[Exercise data — start]

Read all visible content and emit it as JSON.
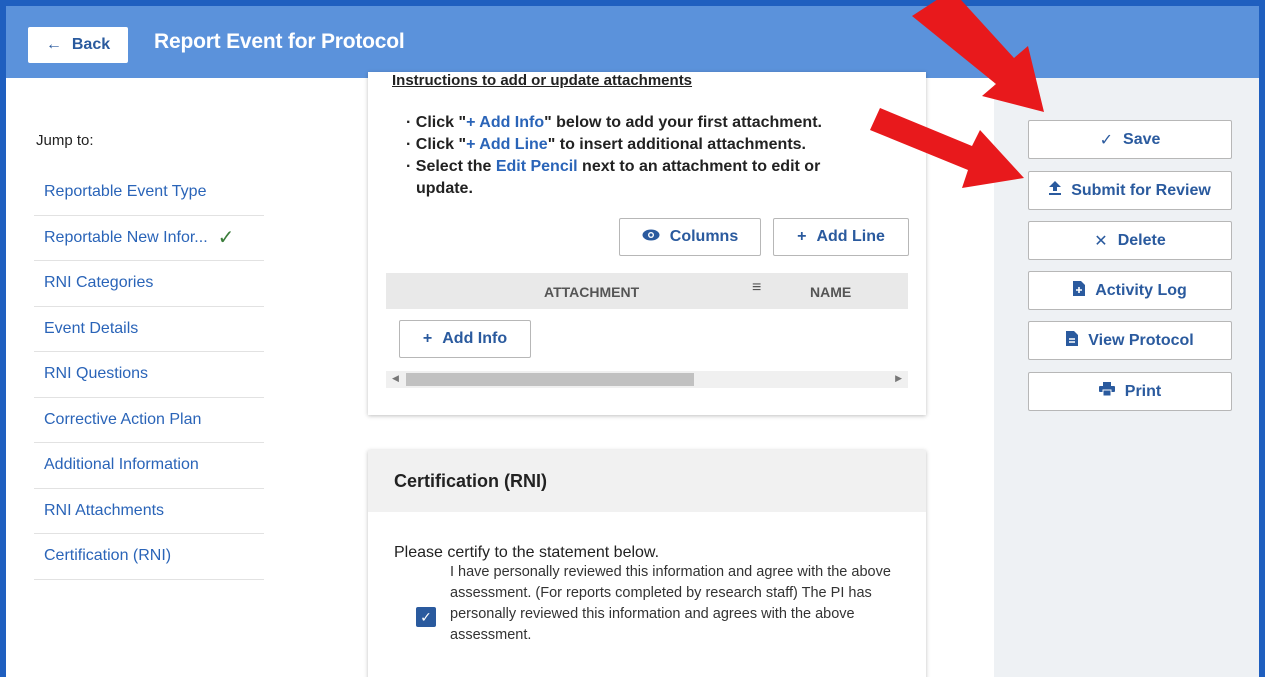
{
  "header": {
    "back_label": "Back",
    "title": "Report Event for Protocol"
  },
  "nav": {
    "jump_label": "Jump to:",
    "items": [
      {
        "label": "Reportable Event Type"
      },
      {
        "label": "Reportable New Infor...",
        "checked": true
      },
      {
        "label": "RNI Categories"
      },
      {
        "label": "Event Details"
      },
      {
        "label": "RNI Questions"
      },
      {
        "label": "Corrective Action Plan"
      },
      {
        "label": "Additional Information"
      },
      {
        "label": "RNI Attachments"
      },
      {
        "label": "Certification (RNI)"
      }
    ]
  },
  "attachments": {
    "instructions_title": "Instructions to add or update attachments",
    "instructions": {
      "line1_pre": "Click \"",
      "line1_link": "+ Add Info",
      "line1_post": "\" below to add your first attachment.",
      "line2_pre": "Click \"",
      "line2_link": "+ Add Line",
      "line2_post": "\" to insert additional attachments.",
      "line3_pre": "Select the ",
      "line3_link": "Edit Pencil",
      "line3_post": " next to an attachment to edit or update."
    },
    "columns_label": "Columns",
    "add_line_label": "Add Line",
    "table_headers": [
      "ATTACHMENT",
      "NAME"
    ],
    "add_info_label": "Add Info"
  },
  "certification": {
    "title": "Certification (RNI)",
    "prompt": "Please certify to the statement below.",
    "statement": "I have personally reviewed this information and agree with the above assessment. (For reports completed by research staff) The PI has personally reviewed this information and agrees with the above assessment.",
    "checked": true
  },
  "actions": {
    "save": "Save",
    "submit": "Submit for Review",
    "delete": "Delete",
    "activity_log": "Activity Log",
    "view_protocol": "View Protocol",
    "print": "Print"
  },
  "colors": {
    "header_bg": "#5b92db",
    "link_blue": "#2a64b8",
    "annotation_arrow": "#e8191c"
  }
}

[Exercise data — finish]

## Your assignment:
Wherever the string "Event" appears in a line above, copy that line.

## Response:
    "title": "Report Event for Protocol"
        "label": "Reportable Event Type"
        "label": "Event Details"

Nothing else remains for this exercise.